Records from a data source
---

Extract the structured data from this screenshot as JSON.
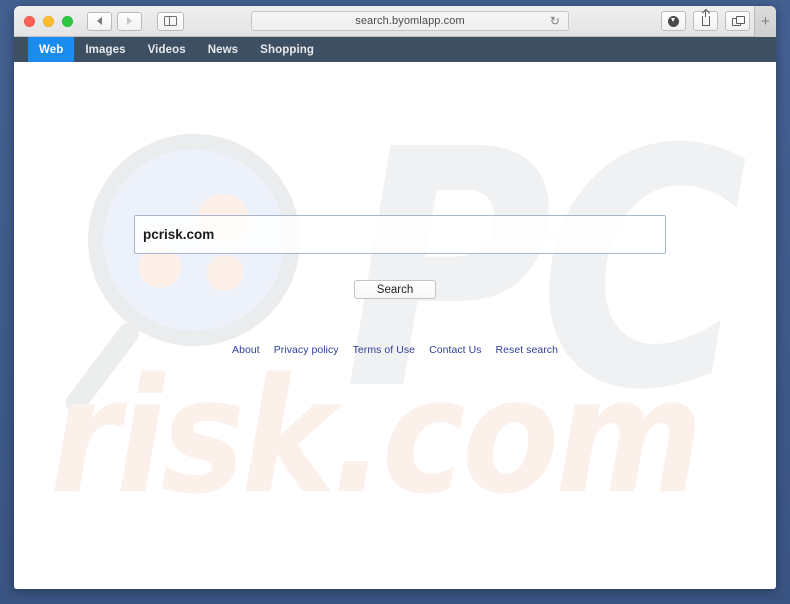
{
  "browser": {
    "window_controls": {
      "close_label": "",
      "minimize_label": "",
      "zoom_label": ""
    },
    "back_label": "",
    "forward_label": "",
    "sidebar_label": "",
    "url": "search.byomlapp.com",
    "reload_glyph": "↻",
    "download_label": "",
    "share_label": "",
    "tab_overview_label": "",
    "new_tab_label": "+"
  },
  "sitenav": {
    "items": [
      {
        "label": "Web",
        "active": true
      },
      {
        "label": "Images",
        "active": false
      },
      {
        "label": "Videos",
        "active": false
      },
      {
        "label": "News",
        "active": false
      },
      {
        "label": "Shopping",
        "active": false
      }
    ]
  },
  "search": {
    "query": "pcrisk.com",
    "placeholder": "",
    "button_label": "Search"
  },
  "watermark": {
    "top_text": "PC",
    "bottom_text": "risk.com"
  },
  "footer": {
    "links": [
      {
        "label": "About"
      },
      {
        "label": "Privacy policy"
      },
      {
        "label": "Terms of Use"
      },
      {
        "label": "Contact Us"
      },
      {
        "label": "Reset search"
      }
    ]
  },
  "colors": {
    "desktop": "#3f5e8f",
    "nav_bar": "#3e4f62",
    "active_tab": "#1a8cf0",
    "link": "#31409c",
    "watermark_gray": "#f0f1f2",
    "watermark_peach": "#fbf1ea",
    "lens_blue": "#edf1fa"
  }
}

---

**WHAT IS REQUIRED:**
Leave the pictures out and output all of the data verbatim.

**EXERCISE RESULT:**
Extract the structured data from this screenshot as JSON.
{
  "browser": {
    "window_controls": {
      "close_label": "",
      "minimize_label": "",
      "zoom_label": ""
    },
    "back_label": "",
    "forward_label": "",
    "sidebar_label": "",
    "url": "search.byomlapp.com",
    "reload_glyph": "↻",
    "download_label": "",
    "share_label": "",
    "tab_overview_label": "",
    "new_tab_label": "+"
  },
  "sitenav": {
    "items": [
      {
        "label": "Web",
        "active": true
      },
      {
        "label": "Images",
        "active": false
      },
      {
        "label": "Videos",
        "active": false
      },
      {
        "label": "News",
        "active": false
      },
      {
        "label": "Shopping",
        "active": false
      }
    ]
  },
  "search": {
    "query": "pcrisk.com",
    "placeholder": "",
    "button_label": "Search"
  },
  "watermark": {
    "top_text": "PC",
    "bottom_text": "risk.com"
  },
  "footer": {
    "links": [
      {
        "label": "About"
      },
      {
        "label": "Privacy policy"
      },
      {
        "label": "Terms of Use"
      },
      {
        "label": "Contact Us"
      },
      {
        "label": "Reset search"
      }
    ]
  },
  "colors": {
    "desktop": "#3f5e8f",
    "nav_bar": "#3e4f62",
    "active_tab": "#1a8cf0",
    "link": "#31409c",
    "watermark_gray": "#f0f1f2",
    "watermark_peach": "#fbf1ea",
    "lens_blue": "#edf1fa"
  }
}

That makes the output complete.